Artists, more so than most occupations or careers, have an entire fleet of myths that dog them everywhere they turn. The problem is that these myths are based on just enough truth to make them feel real and determinant.
You know that stage of childhood when you put both hands over your eyes and were utterly convinced that no one could see you?
Sometimes, this seems to be the same effect our collective myths, about artists, have on the artists themselves.
Cover your eyes with a well-worn saying and no one can see you.
Or, maybe, the cover that one of these persistent myths provides gives you the grace period you need to catch your breath, as in “art: it’s not a real job!”
So you get one of those “real jobs,” and groom your talent at night and on weekends until you, and your art, are strong enough to throw the myth out–suitcase and all.
Myths That Serve Us
A myth is any persistent story we, as a culture, tell ourselves is a universal truth.
Some myths are long winded teachers of morality or spirituality, like “how the world began.”
Others are short sayings we repeat so often that they go unquestioned, accepted as a universal truth, like the infamous “starving artist.”
It seems that myths serve two essential functions in our common human experience:
1. In a single bite, they transmit a timeless truth (saves us time).
2. They unite a group, or groups, around a common understanding (keeps the tribe together).
Myths That Diss Us
Myths also trip us up when their veracity is outdated, or their premise flawed, because anything that saves us time and keeps the tribe together is pretty hard for our lizard brain to scoot up to the frontal lobe for challenge or dismissal.
The problem is that these myths are based on just enough truth to make them feel real and determinant.
And since a myth stakes its claim on us at a subliminal, unconscious level, we only have a ghost of a chance to shake free by paying attention to them.
1 – Listen to yourself as you think or speak about being an artist and catch yourself in the act of supporting, or sustaining, a myth. Becoming conscious is your first line of attack.
2 – Listen to others as they speak to you about being an artist and train yourself to speak up and challenge the myths out to silence your vision, while embracing the ones that serve you.
The “Un-offical” Contest
Artists, more so than most occupations or careers, have an entire fleet of myths that dog them everywhere they turn.
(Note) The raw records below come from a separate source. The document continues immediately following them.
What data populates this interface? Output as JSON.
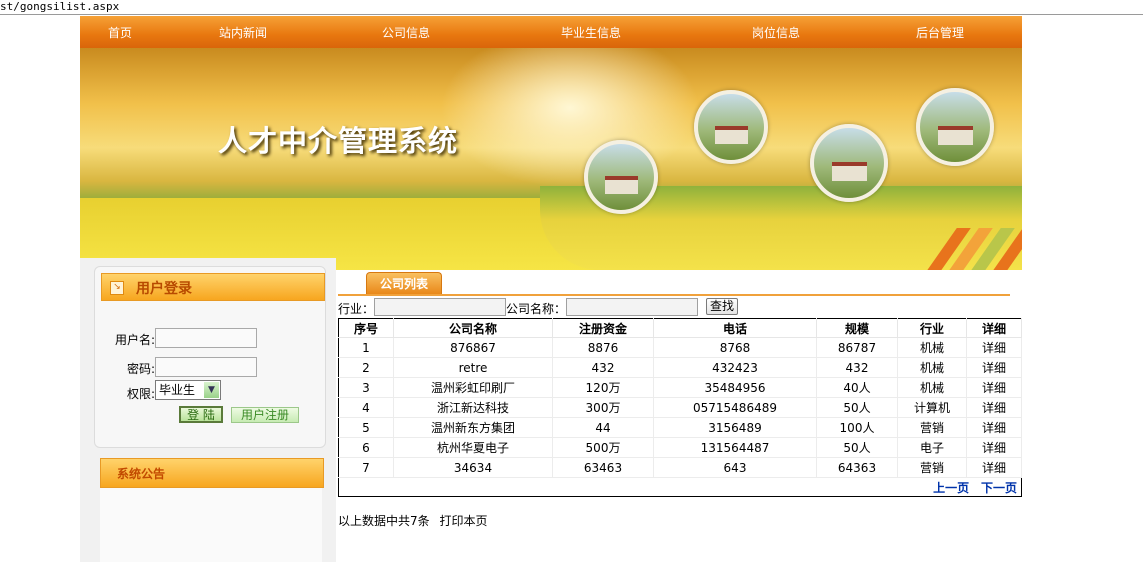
{
  "address_bar": "st/gongsilist.aspx",
  "nav": {
    "items": [
      "首页",
      "站内新闻",
      "公司信息",
      "毕业生信息",
      "岗位信息",
      "后台管理"
    ]
  },
  "banner": {
    "title": "人才中介管理系统"
  },
  "login": {
    "title": "用户登录",
    "username_label": "用户名:",
    "password_label": "密码:",
    "role_label": "权限:",
    "role_value": "毕业生",
    "login_button": "登 陆",
    "register_button": "用户注册"
  },
  "notice": {
    "title": "系统公告"
  },
  "company": {
    "tab_label": "公司列表",
    "search": {
      "industry_label": "行业：",
      "name_label": "公司名称：",
      "search_button": "查找"
    },
    "columns": [
      "序号",
      "公司名称",
      "注册资金",
      "电话",
      "规模",
      "行业",
      "详细"
    ],
    "rows": [
      [
        "1",
        "876867",
        "8876",
        "8768",
        "86787",
        "机械",
        "详细"
      ],
      [
        "2",
        "retre",
        "432",
        "432423",
        "432",
        "机械",
        "详细"
      ],
      [
        "3",
        "温州彩虹印刷厂",
        "120万",
        "35484956",
        "40人",
        "机械",
        "详细"
      ],
      [
        "4",
        "浙江新达科技",
        "300万",
        "05715486489",
        "50人",
        "计算机",
        "详细"
      ],
      [
        "5",
        "温州新东方集团",
        "44",
        "3156489",
        "100人",
        "营销",
        "详细"
      ],
      [
        "6",
        "杭州华夏电子",
        "500万",
        "131564487",
        "50人",
        "电子",
        "详细"
      ],
      [
        "7",
        "34634",
        "63463",
        "643",
        "64363",
        "营销",
        "详细"
      ]
    ],
    "pager": {
      "prev": "上一页",
      "next": "下一页"
    },
    "summary": {
      "total_text": "以上数据中共7条",
      "print": "打印本页"
    }
  }
}
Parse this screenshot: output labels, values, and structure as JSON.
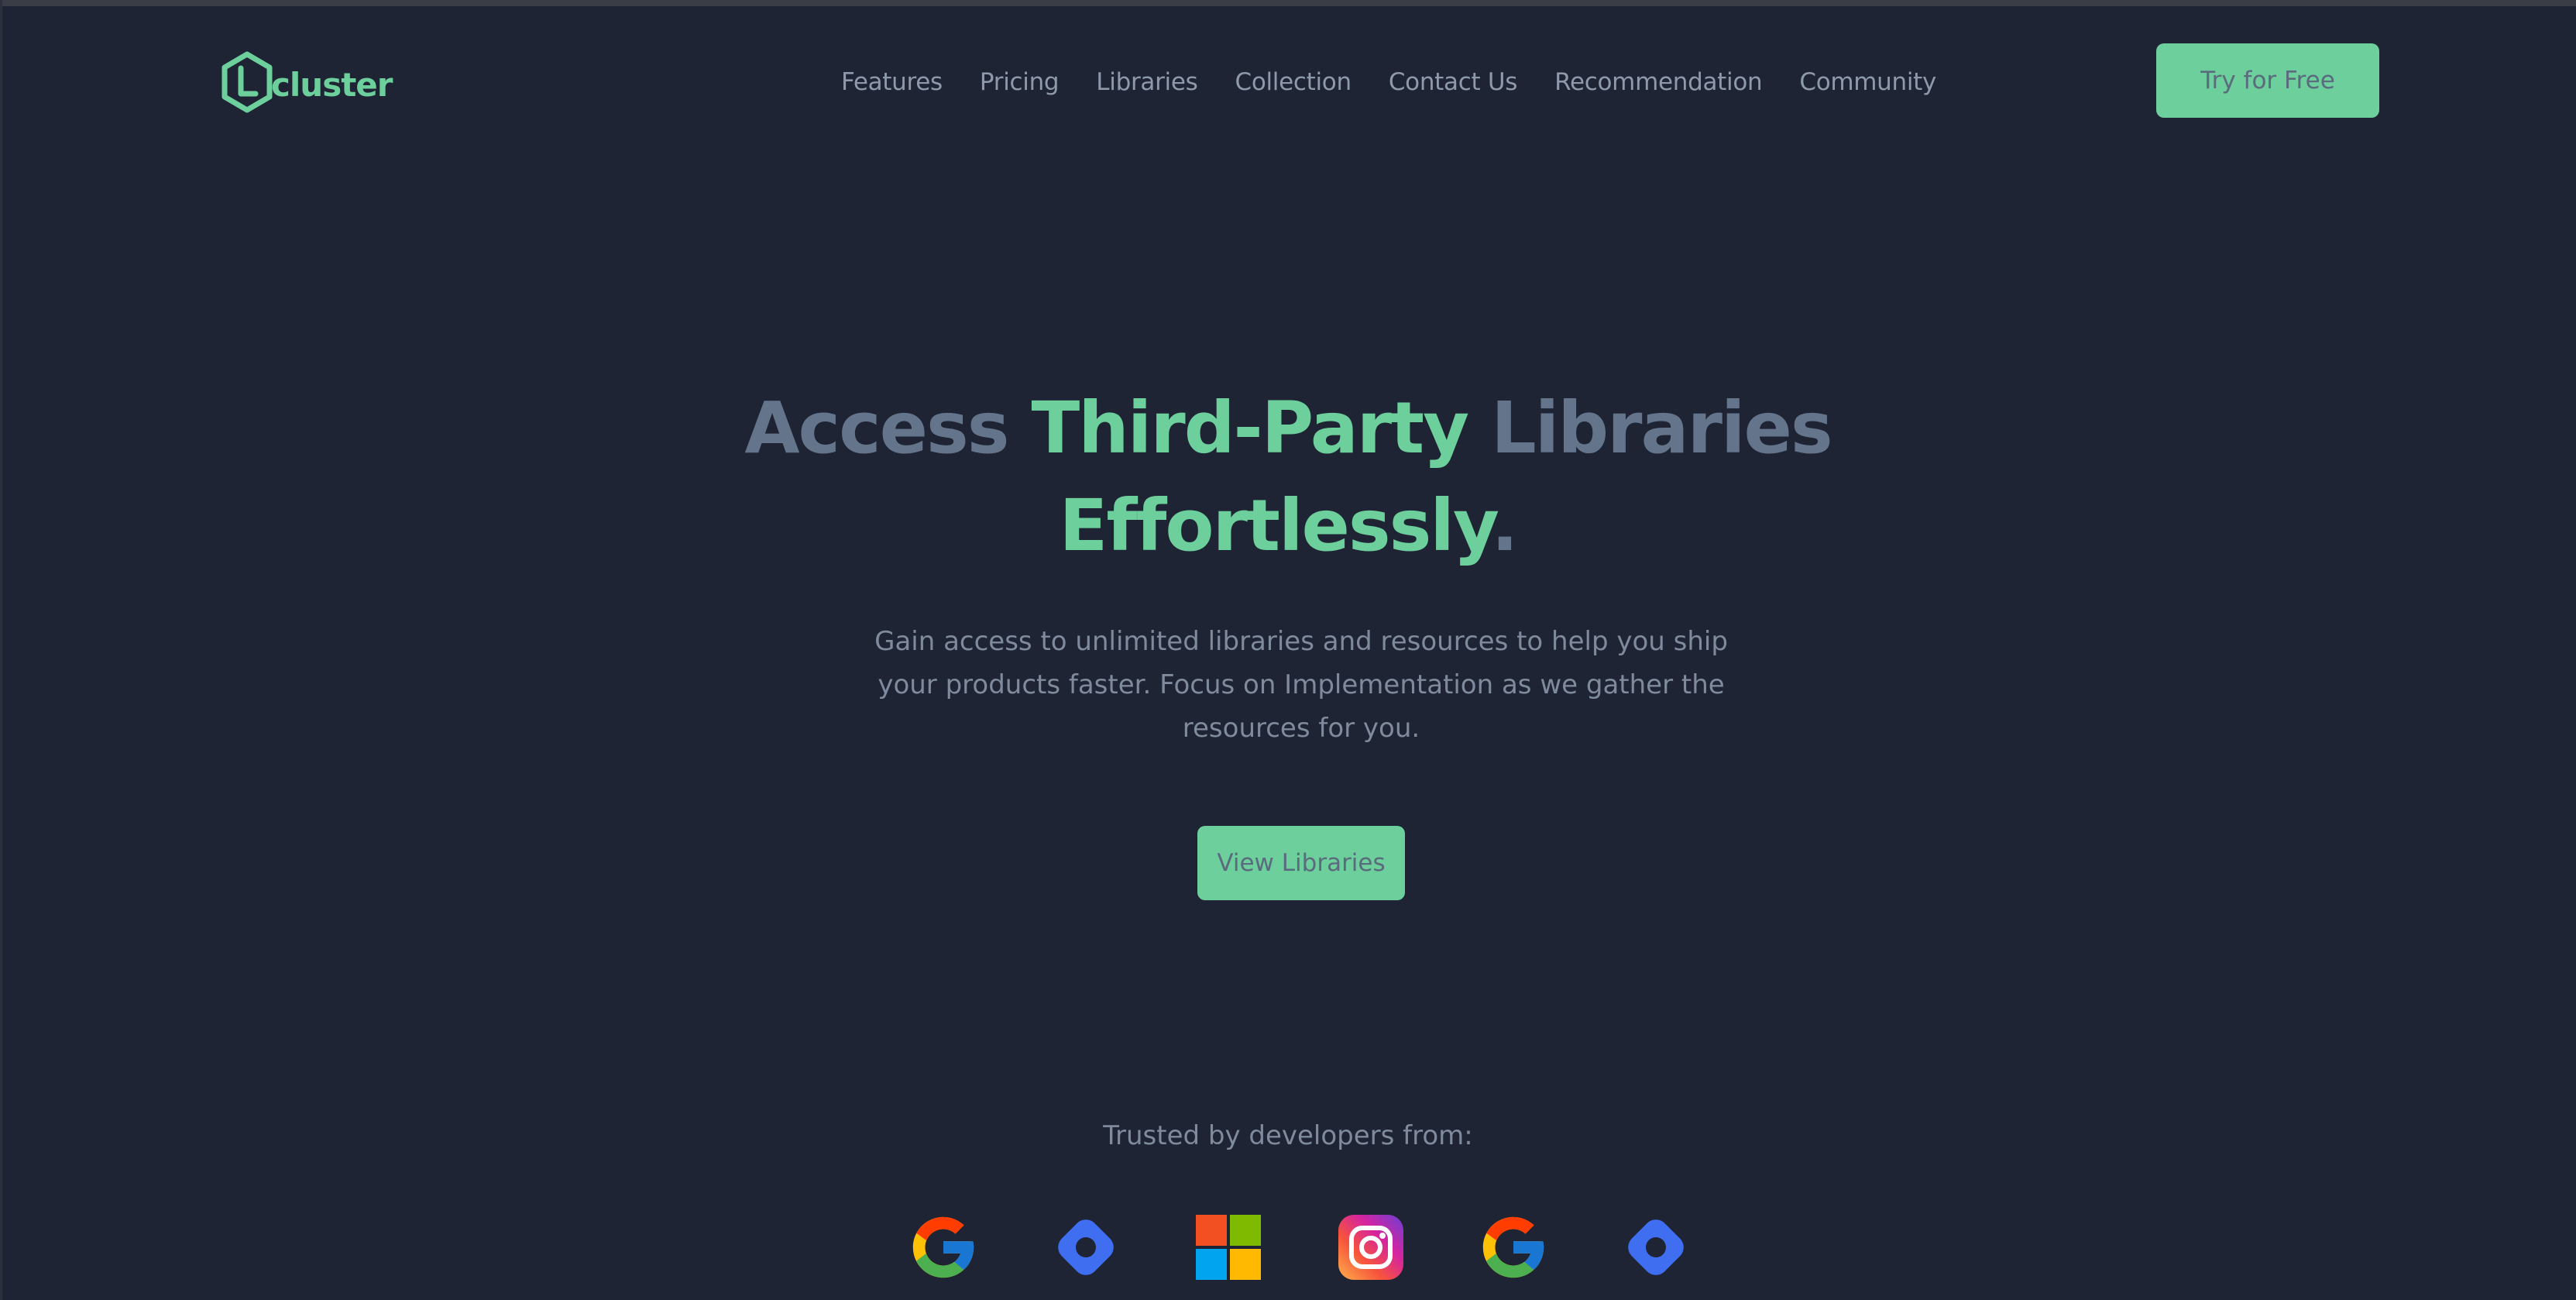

Here’s my list (I’ll bore you with the obvious):
- It’s all about the art.
- Artists are dreamers who won’t amount to anything.
- To be a true artist you must be completely original.
- Making art is not a real job.
- A real artist doesn’t “sell out,” i.e. become commercial.
- Artists are too right-brained to be good business people.
- Artists, by nature, are egotistical.
- Artists are loners.
How many can you come up with?
Note: This post is a re-worked, blog-friendly excerpt from my upcoming book “10 Zen Habits of Successful Artists.”
If you’d like to be on the waiting list for first notification when it comes out, click here.
And the prize for my “un-offical” contest is a free eBook version of “10 Zen Habits of Successful Artists” to whomever comes up with the most myths to add to my list.
Of course, being my blog and all, I get to decide if a submitted myth gets credited. I don’t have any guidelines except my own sense of what makes sense, if that makes sense.